== ASSIGNMENT ==
Among the entries, find each line that includes the string "AKVIS" and list it.

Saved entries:
========================================================================
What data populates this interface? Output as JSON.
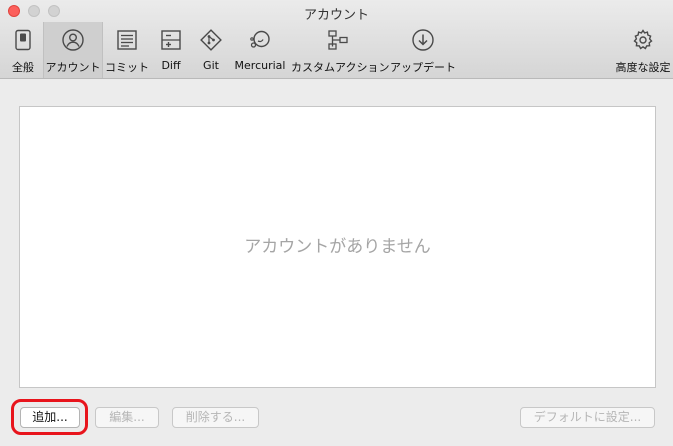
{
  "window": {
    "title": "アカウント"
  },
  "toolbar": {
    "items": [
      {
        "label": "全般",
        "icon": "general-switch-icon",
        "active": false
      },
      {
        "label": "アカウント",
        "icon": "account-person-icon",
        "active": true
      },
      {
        "label": "コミット",
        "icon": "commit-document-icon",
        "active": false
      },
      {
        "label": "Diff",
        "icon": "diff-icon",
        "active": false
      },
      {
        "label": "Git",
        "icon": "git-icon",
        "active": false
      },
      {
        "label": "Mercurial",
        "icon": "mercurial-icon",
        "active": false
      },
      {
        "label": "カスタムアクション",
        "icon": "custom-action-icon",
        "active": false
      },
      {
        "label": "アップデート",
        "icon": "update-download-icon",
        "active": false
      },
      {
        "label": "高度な設定",
        "icon": "gear-icon",
        "active": false
      }
    ]
  },
  "accounts": {
    "empty_message": "アカウントがありません"
  },
  "buttons": {
    "add": "追加...",
    "edit": "編集...",
    "remove": "削除する...",
    "set_default": "デフォルトに設定..."
  },
  "colors": {
    "highlight": "#e8141c",
    "close_button": "#fc605c"
  }
}
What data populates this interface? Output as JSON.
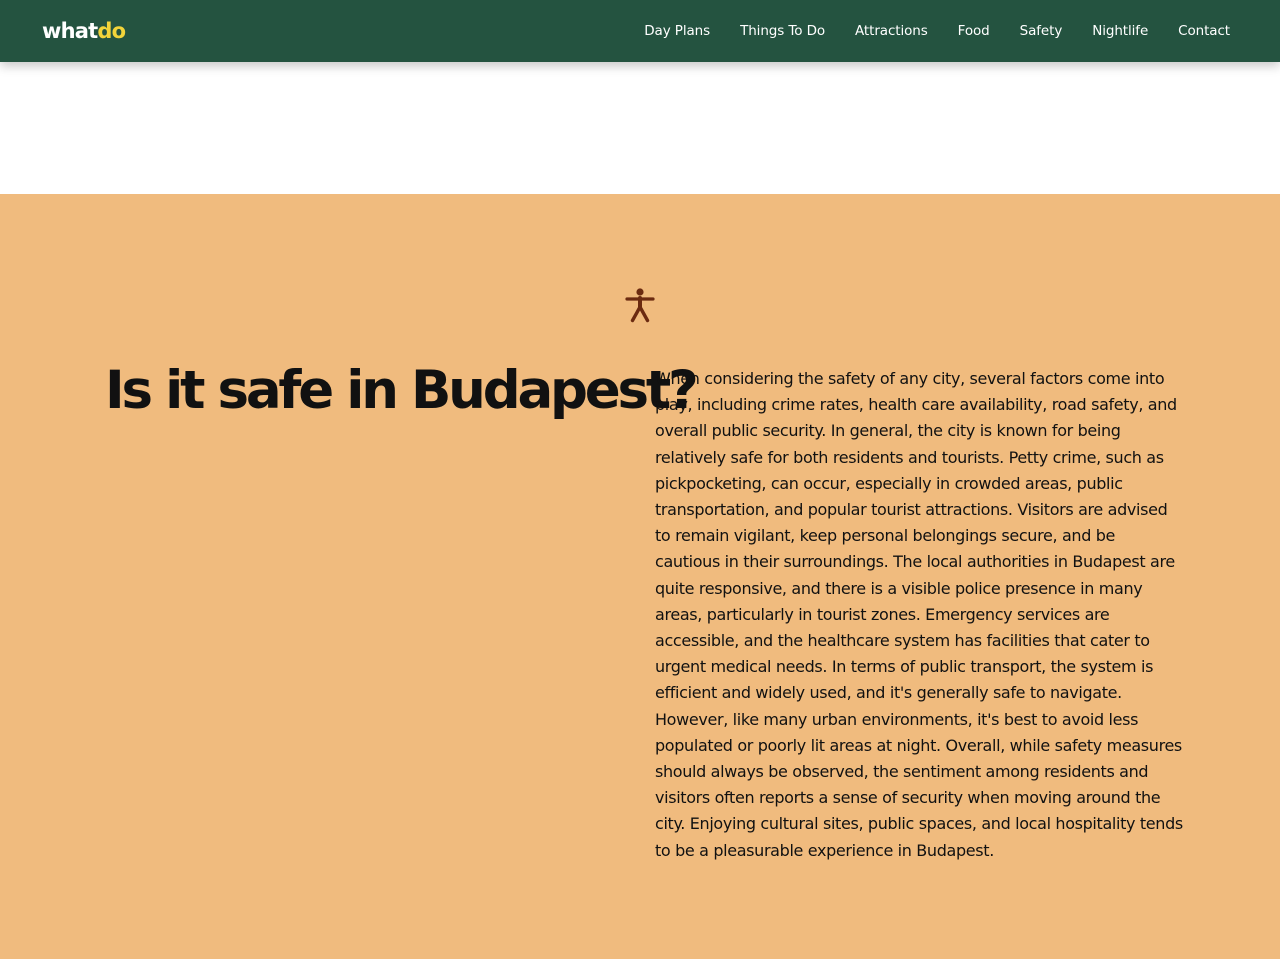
{
  "header": {
    "logo": {
      "part1": "what",
      "part2": "do"
    },
    "nav": [
      {
        "label": "Day Plans"
      },
      {
        "label": "Things To Do"
      },
      {
        "label": "Attractions"
      },
      {
        "label": "Food"
      },
      {
        "label": "Safety"
      },
      {
        "label": "Nightlife"
      },
      {
        "label": "Contact"
      }
    ]
  },
  "safety": {
    "icon": "accessibility-person-icon",
    "title": "Is it safe in Budapest?",
    "body": "When considering the safety of any city, several factors come into play, including crime rates, health care availability, road safety, and overall public security. In general, the city is known for being relatively safe for both residents and tourists. Petty crime, such as pickpocketing, can occur, especially in crowded areas, public transportation, and popular tourist attractions. Visitors are advised to remain vigilant, keep personal belongings secure, and be cautious in their surroundings. The local authorities in Budapest are quite responsive, and there is a visible police presence in many areas, particularly in tourist zones. Emergency services are accessible, and the healthcare system has facilities that cater to urgent medical needs. In terms of public transport, the system is efficient and widely used, and it's generally safe to navigate. However, like many urban environments, it's best to avoid less populated or poorly lit areas at night. Overall, while safety measures should always be observed, the sentiment among residents and visitors often reports a sense of security when moving around the city. Enjoying cultural sites, public spaces, and local hospitality tends to be a pleasurable experience in Budapest."
  },
  "colors": {
    "header_bg": "#245340",
    "logo_accent": "#f2d43a",
    "section_bg": "#f0bb7e",
    "icon_color": "#6b2a10",
    "text": "#111111"
  }
}
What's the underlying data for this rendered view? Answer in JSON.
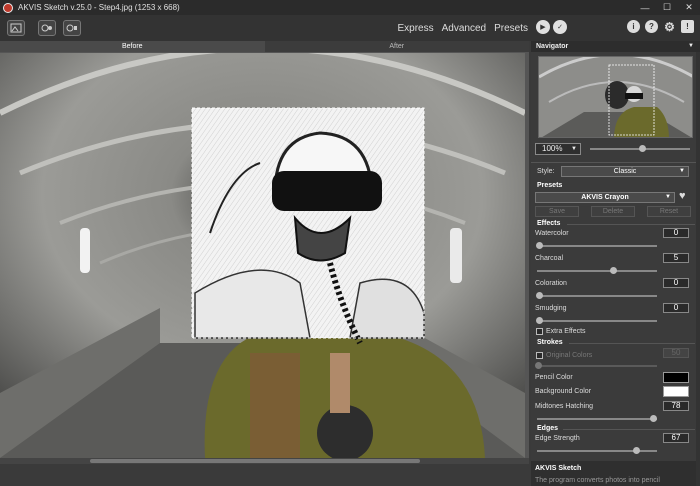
{
  "titlebar": {
    "title": "AKVIS Sketch v.25.0 - Step4.jpg (1253 x 668)",
    "minimize": "—",
    "maximize": "☐",
    "close": "✕"
  },
  "toolbar": {
    "modes": [
      "Express",
      "Advanced",
      "Presets"
    ],
    "help_icons": [
      "i",
      "?",
      "⚙",
      "!"
    ]
  },
  "view_tabs": [
    "Before",
    "After"
  ],
  "navigator": {
    "title": "Navigator",
    "zoom": "100%"
  },
  "settings": {
    "style_label": "Style:",
    "style_value": "Classic",
    "presets_label": "Presets",
    "preset_value": "AKVIS Crayon",
    "save_label": "Save",
    "delete_label": "Delete",
    "reset_label": "Reset",
    "effects_title": "Effects",
    "watercolor": {
      "label": "Watercolor",
      "value": "0"
    },
    "charcoal": {
      "label": "Charcoal",
      "value": "5"
    },
    "coloration": {
      "label": "Coloration",
      "value": "0"
    },
    "smudging": {
      "label": "Smudging",
      "value": "0"
    },
    "extra_effects": "Extra Effects",
    "strokes_title": "Strokes",
    "original_colors": {
      "label": "Original Colors",
      "value": "50"
    },
    "pencil_color": "Pencil Color",
    "background_color": "Background Color",
    "midtones_hatching": {
      "label": "Midtones Hatching",
      "value": "78"
    },
    "edges_title": "Edges",
    "edge_strength": {
      "label": "Edge Strength",
      "value": "67"
    },
    "about_title": "AKVIS Sketch",
    "about_text": "The program converts photos into pencil"
  },
  "colors": {
    "pencil": "#000000",
    "background": "#ffffff",
    "accent": "#c0392b"
  }
}
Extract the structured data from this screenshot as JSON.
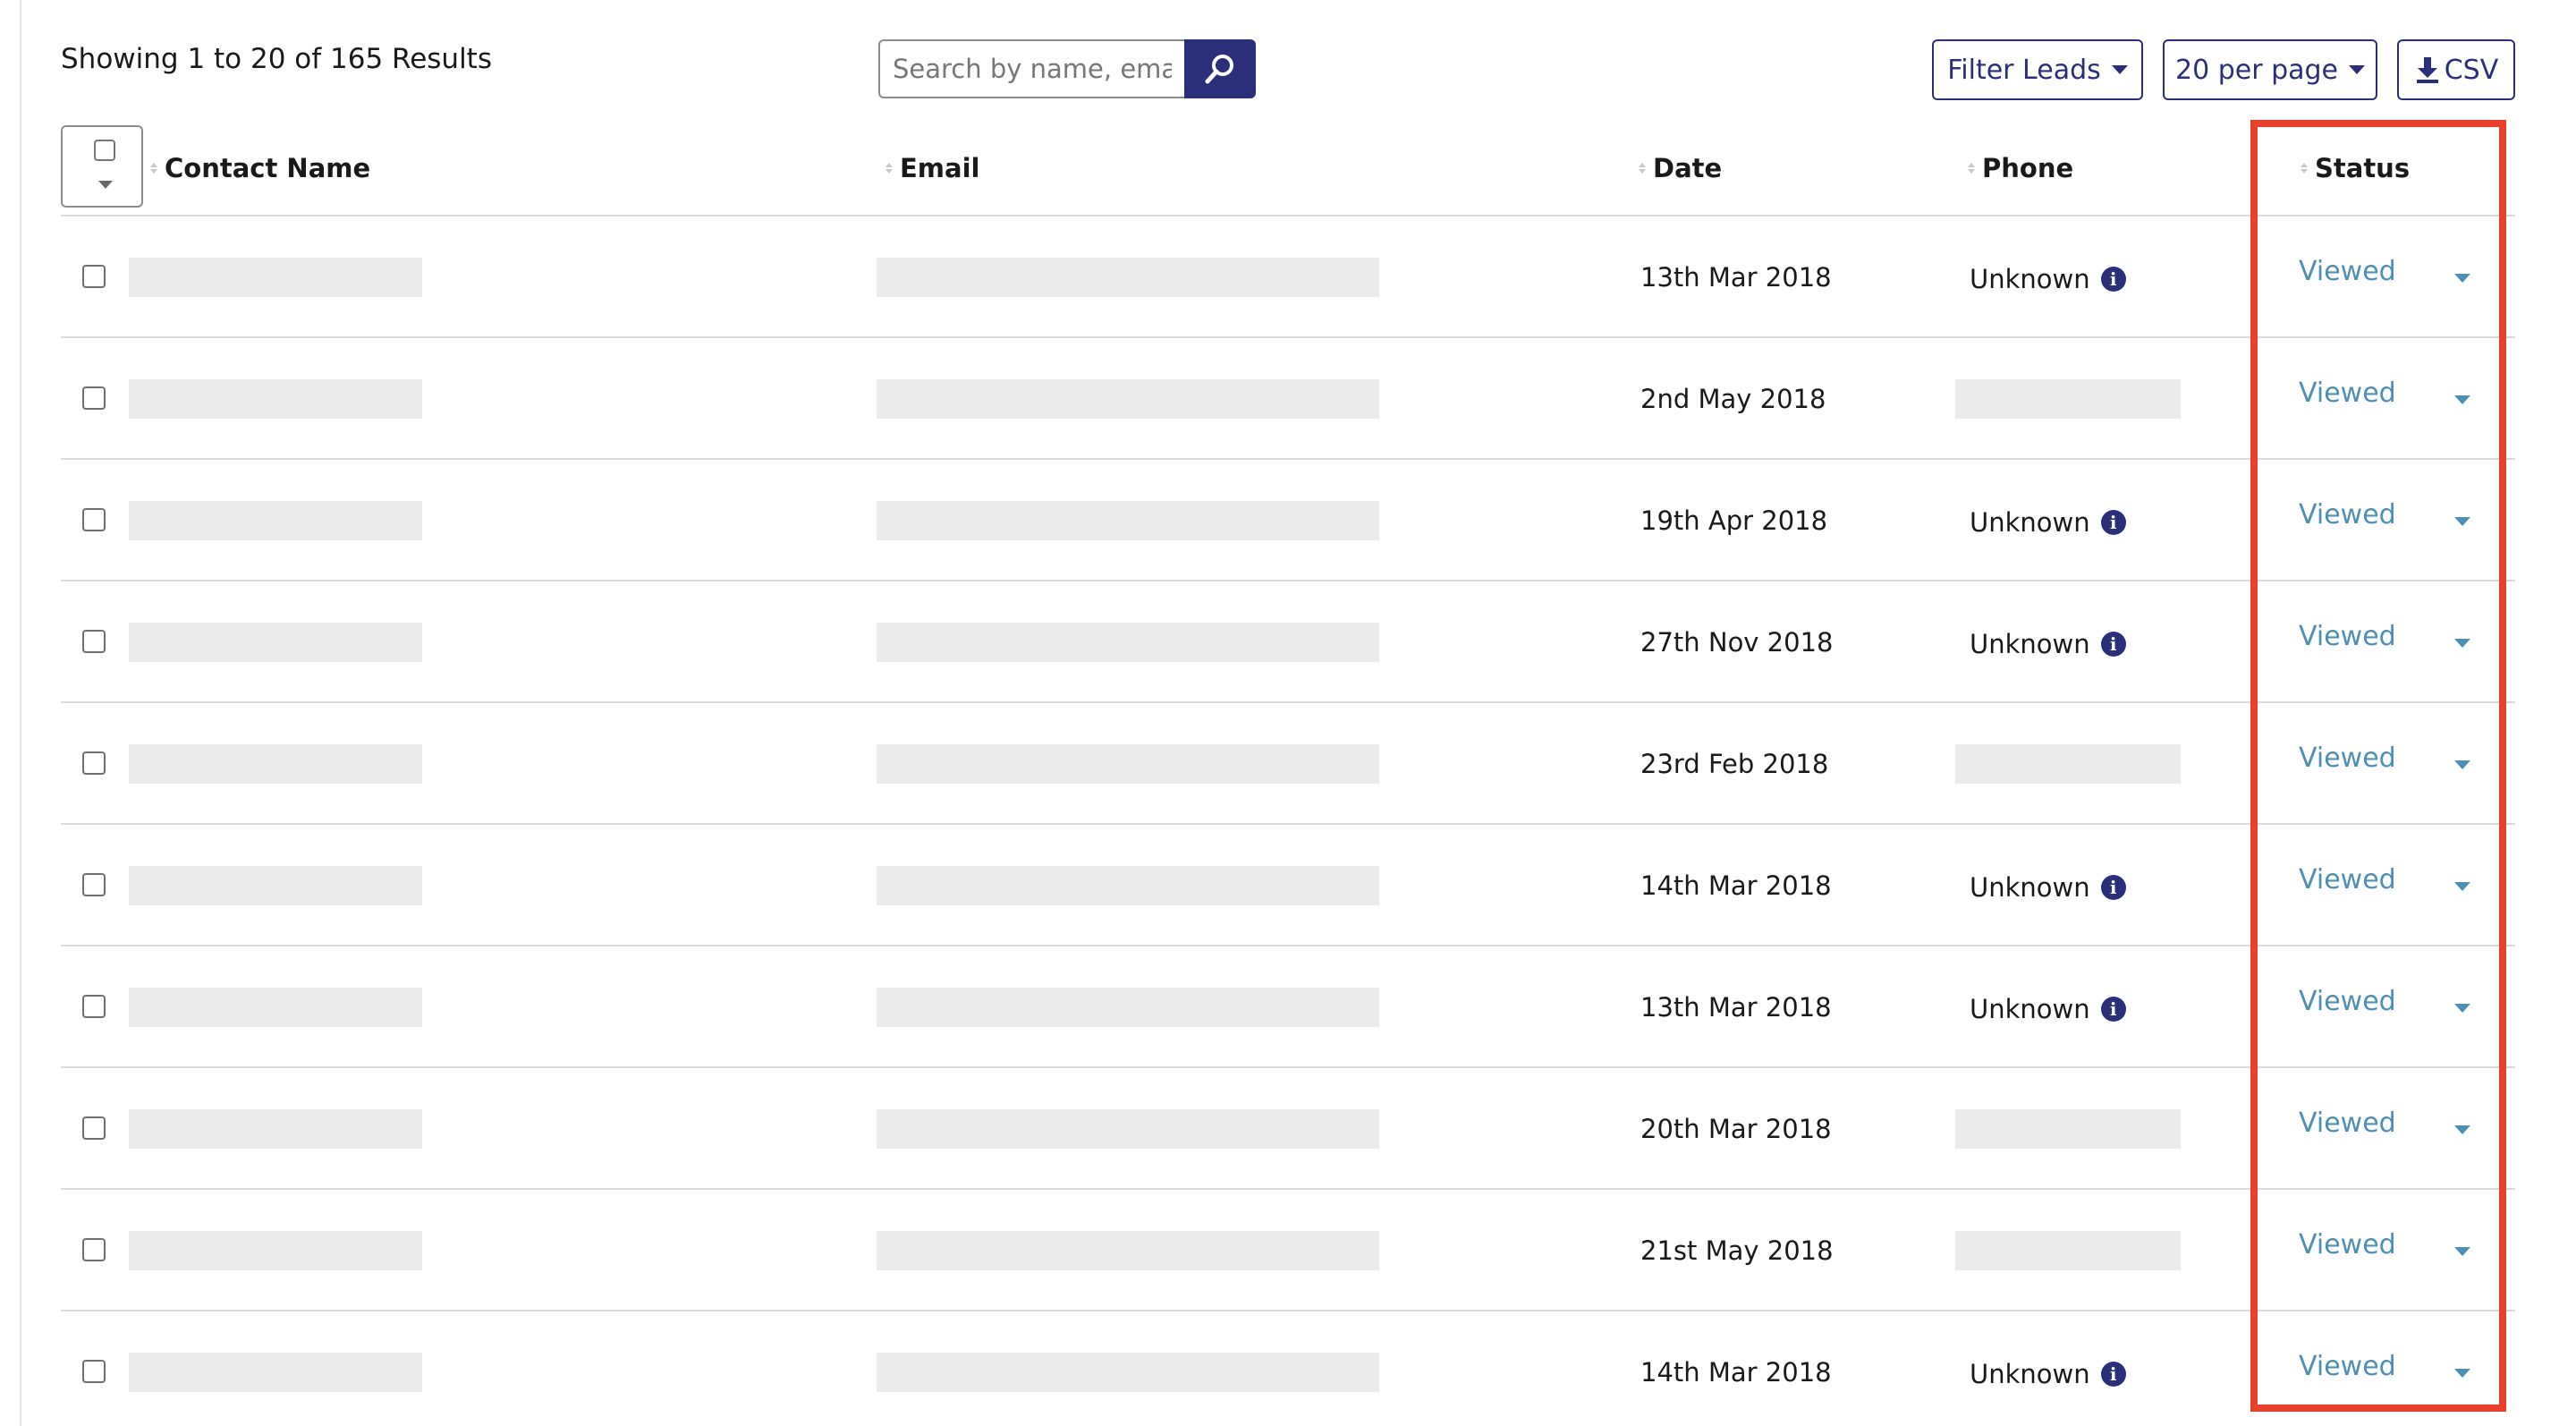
{
  "summary": {
    "results_text": "Showing 1 to 20 of 165 Results"
  },
  "search": {
    "placeholder": "Search by name, email or phone"
  },
  "toolbar": {
    "filter_label": "Filter Leads",
    "per_page_label": "20 per page",
    "csv_label": "CSV"
  },
  "table": {
    "headers": {
      "name": "Contact Name",
      "email": "Email",
      "date": "Date",
      "phone": "Phone",
      "status": "Status"
    },
    "rows": [
      {
        "date": "13th Mar 2018",
        "phone": "Unknown",
        "status": "Viewed"
      },
      {
        "date": "2nd May 2018",
        "phone": "",
        "status": "Viewed"
      },
      {
        "date": "19th Apr 2018",
        "phone": "Unknown",
        "status": "Viewed"
      },
      {
        "date": "27th Nov 2018",
        "phone": "Unknown",
        "status": "Viewed"
      },
      {
        "date": "23rd Feb 2018",
        "phone": "",
        "status": "Viewed"
      },
      {
        "date": "14th Mar 2018",
        "phone": "Unknown",
        "status": "Viewed"
      },
      {
        "date": "13th Mar 2018",
        "phone": "Unknown",
        "status": "Viewed"
      },
      {
        "date": "20th Mar 2018",
        "phone": "",
        "status": "Viewed"
      },
      {
        "date": "21st May 2018",
        "phone": "",
        "status": "Viewed"
      },
      {
        "date": "14th Mar 2018",
        "phone": "Unknown",
        "status": "Viewed"
      }
    ]
  },
  "colors": {
    "primary": "#2b2f7a",
    "status_link": "#4f8fb5",
    "highlight": "#e8402c",
    "redaction": "#ebebeb"
  },
  "icons": {
    "search": "search-icon",
    "download": "download-icon",
    "info": "info-icon",
    "caret": "caret-down-icon"
  }
}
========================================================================
== EXERCISE ANSWER ==
    "title": "AKVIS Sketch v.25.0 - Step4.jpg (1253 x 668)",
    "preset_value": "AKVIS Crayon",
    "about_title": "AKVIS Sketch",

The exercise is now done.